## What is being asked
Once you find a line containing the word "value" in the entries below, copy it.

## Items from a data source
=== Section Start ===

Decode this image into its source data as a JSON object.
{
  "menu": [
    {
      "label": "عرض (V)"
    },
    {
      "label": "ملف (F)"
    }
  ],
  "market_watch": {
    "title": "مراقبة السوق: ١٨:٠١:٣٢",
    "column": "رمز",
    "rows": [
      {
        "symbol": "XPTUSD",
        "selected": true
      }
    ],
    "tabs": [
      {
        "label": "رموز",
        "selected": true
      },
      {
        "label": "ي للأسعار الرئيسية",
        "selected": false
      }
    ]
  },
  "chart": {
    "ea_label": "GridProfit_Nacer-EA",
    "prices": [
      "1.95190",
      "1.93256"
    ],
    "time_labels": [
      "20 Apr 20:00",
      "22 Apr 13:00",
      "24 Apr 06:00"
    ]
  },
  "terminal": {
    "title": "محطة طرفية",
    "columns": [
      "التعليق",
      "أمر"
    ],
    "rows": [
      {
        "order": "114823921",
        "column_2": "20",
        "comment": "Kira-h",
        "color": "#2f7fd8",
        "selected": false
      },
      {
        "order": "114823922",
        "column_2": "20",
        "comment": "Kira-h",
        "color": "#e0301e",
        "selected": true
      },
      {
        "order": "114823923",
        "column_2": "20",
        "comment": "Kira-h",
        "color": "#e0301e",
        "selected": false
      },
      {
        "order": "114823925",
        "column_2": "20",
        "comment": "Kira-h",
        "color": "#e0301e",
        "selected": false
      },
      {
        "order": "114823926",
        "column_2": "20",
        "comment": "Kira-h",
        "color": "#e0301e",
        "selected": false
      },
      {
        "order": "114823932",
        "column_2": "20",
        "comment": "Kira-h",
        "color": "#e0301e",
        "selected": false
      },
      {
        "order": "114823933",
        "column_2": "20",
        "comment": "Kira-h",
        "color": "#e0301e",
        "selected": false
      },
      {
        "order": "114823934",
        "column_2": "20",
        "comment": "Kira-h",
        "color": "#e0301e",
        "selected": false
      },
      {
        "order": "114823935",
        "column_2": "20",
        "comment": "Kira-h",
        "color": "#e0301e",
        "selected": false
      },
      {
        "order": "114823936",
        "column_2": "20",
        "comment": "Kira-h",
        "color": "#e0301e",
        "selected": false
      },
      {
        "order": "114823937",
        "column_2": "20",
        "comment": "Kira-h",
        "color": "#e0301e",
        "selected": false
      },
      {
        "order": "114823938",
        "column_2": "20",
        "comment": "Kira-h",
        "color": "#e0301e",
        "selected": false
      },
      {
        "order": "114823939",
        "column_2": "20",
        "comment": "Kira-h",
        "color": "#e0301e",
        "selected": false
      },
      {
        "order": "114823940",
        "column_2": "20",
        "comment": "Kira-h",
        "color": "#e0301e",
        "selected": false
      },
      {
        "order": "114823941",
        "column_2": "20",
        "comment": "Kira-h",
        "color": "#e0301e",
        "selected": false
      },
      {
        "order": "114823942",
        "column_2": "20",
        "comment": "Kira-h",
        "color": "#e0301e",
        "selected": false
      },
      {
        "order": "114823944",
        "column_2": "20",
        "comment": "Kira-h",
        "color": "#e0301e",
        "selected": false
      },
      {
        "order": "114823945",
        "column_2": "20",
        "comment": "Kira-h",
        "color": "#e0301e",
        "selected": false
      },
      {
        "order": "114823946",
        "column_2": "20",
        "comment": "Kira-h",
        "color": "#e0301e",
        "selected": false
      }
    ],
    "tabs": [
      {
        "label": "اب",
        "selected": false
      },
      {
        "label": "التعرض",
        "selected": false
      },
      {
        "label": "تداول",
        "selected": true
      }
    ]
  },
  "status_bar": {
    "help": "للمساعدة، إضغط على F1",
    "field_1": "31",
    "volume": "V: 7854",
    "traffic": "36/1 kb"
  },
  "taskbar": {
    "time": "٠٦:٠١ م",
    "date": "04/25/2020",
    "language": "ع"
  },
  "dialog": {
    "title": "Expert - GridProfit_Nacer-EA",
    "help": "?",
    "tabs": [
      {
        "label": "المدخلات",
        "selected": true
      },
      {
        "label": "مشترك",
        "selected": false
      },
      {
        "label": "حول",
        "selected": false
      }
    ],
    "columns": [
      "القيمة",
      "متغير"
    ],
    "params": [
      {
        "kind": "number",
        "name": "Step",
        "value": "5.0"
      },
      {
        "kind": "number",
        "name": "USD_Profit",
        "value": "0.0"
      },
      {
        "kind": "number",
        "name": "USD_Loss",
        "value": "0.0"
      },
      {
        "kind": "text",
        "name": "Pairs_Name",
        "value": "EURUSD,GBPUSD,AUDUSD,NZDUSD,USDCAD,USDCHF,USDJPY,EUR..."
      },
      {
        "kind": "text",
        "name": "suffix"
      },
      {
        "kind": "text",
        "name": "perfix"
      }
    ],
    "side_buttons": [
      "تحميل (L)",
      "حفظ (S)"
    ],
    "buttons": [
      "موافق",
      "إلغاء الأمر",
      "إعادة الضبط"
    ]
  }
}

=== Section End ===
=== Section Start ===

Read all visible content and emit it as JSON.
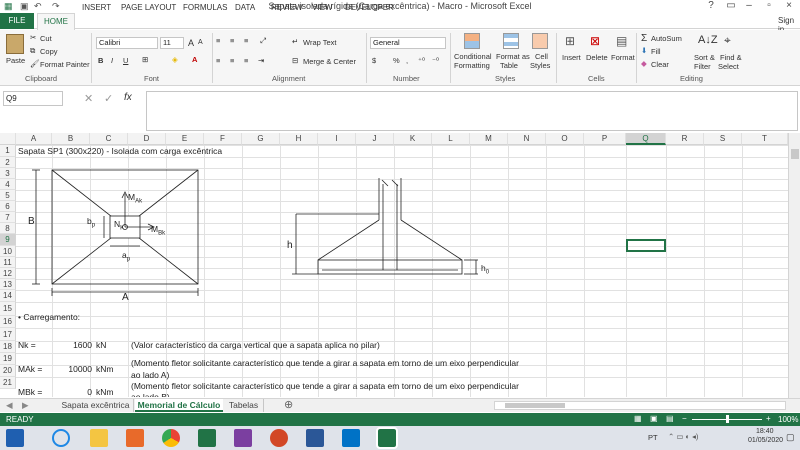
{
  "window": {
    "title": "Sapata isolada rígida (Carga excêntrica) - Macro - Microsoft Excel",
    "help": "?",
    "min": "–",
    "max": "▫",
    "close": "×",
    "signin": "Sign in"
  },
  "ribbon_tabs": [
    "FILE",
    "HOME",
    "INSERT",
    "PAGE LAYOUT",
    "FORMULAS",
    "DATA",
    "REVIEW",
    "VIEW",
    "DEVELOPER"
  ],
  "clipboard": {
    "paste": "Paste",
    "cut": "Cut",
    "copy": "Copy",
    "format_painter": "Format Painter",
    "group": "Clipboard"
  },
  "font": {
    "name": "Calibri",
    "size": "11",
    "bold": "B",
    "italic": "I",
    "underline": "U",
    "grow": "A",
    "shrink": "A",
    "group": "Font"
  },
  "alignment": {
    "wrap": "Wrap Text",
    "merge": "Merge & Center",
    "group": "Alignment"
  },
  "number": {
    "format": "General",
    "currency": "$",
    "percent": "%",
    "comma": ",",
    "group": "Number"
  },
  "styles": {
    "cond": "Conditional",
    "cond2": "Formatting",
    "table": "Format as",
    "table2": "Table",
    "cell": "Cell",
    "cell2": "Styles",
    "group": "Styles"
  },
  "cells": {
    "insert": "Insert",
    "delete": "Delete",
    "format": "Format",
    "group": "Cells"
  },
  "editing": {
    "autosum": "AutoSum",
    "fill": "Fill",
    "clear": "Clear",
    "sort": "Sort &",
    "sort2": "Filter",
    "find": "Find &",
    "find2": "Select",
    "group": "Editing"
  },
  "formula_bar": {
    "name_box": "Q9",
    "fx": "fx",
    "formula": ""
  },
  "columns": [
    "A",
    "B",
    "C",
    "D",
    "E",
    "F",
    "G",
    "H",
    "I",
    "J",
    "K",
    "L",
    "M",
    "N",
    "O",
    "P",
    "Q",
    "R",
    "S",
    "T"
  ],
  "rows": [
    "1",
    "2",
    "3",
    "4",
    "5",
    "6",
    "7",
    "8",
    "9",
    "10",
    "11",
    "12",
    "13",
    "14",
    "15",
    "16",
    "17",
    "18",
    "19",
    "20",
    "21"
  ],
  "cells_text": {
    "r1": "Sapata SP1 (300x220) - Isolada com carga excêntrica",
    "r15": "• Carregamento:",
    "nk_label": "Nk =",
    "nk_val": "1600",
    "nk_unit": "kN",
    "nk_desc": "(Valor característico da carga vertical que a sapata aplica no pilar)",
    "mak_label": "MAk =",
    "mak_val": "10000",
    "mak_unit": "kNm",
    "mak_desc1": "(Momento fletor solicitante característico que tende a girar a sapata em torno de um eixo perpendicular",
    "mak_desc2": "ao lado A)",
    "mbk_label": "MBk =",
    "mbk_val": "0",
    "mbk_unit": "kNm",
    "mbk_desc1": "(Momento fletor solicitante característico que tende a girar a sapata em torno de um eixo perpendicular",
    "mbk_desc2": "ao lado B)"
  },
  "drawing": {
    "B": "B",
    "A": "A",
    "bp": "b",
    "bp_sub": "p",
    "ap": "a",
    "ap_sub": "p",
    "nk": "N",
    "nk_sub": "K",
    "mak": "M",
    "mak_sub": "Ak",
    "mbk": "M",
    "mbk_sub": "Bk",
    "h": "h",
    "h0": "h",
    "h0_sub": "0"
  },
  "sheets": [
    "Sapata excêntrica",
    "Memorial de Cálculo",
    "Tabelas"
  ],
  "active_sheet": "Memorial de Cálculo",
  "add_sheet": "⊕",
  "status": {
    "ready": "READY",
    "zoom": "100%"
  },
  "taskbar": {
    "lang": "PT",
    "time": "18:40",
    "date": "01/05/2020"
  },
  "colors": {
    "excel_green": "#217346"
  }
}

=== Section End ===

## Completed task
        "value": "5.0"
        "value": "0.0"
        "value": "0.0"
        "value": "EURUSD,GBPUSD,AUDUSD,NZDUSD,USDCAD,USDCHF,USDJPY,EUR..."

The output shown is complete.